Mt Roskill by-election

The Mt Roskill by-election is tomorrow, but the campaign has failed to raise much interest. It’s expected that Labour’s Michael Wood, anointed and promoted by Phil Goff who has left the electorate to become mayor of Auckland, will win, and probably comfortably.

For Labour’s sake Wood has to win well. They have put a lot of effort into campaigning.

National’s candidate Parmjeet Parmar stood in Mt Roskill in the 2014 general election but lost to Goff by 8,091 votes. National got over 2,000 more party votes, but a Government candidate has never won an election off an opposition party before. John Key has been playing down his candidate’s chances.

Roshan Nauhria is standing for the recently formed New Zealand People’s Party, mainly on immigration and law and order issues. He was cold shouldered by media in some debates as they often do. It will at least give an indication of whether Nauhria’s party has much chance of competing in next year’s general election.

The other candidates have been virtually ignored by media coverage outside the area so I have no idea whether any have made any impression. They are:

  • Richard Goode (NAP)
  • Andrew Leitch (Democrats for Social Credit)
  • Tua Schuster (Independent)
  • Brandon Stronge (The Cannabis Party)

I haven’t seen media murmuring about a surprise result. There was one claimed poll which gave Wood a huge lead but without any details that should be ignored.

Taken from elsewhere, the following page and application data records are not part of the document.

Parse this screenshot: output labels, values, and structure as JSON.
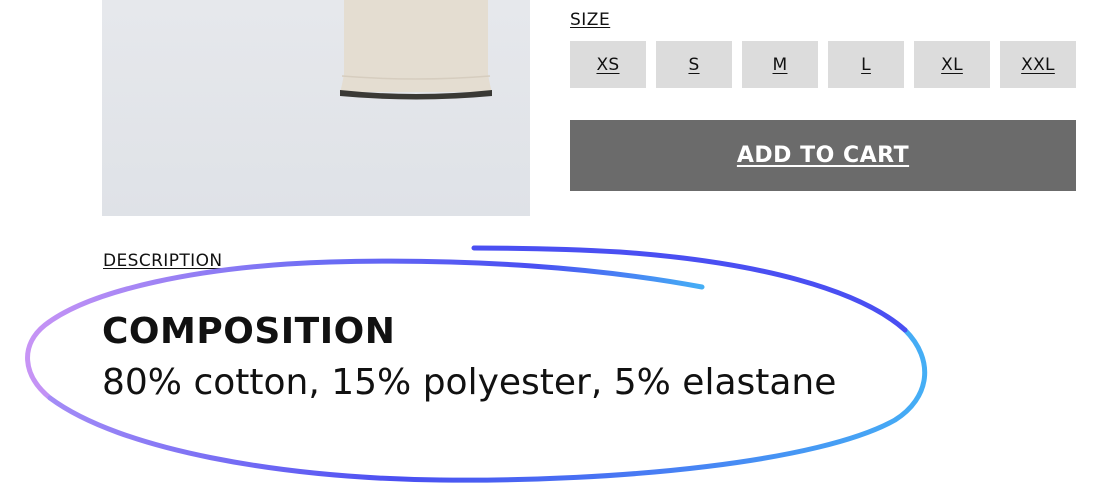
{
  "size": {
    "label": "SIZE",
    "options": [
      "XS",
      "S",
      "M",
      "L",
      "XL",
      "XXL"
    ]
  },
  "cart": {
    "add_label": "ADD TO CART"
  },
  "description": {
    "link_label": "DESCRIPTION"
  },
  "composition": {
    "title": "COMPOSITION",
    "text": "80% cotton, 15% polyester, 5% elastane"
  },
  "colors": {
    "button_bg": "#6b6b6b",
    "size_bg": "#dcdcdc",
    "image_bg": "#e3e5e9",
    "garment": "#e4ddd1",
    "highlight_start": "#c794f5",
    "highlight_mid": "#4a4ff2",
    "highlight_end": "#45aef5"
  }
}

Yesterday the Herald suggested Mt Roskill: closer than you think but that is largely based on past voting and electorate demographics.

Voter turnout could be important. Parties will be working hard to ensure their supporters actually bother to vote.

Early voting up to Wednesday was tracking well below that in the last general election. By-elections usually have lower turnouts.


Updated with Thursday’s numbers showing no sign of a late surge.

So it’s up to the Mt Roskill voters tomorrow to decide who they have for an MP for the next 9-11 months.

The New Zealand politics task force is prepared for what looks to be the likely outcome: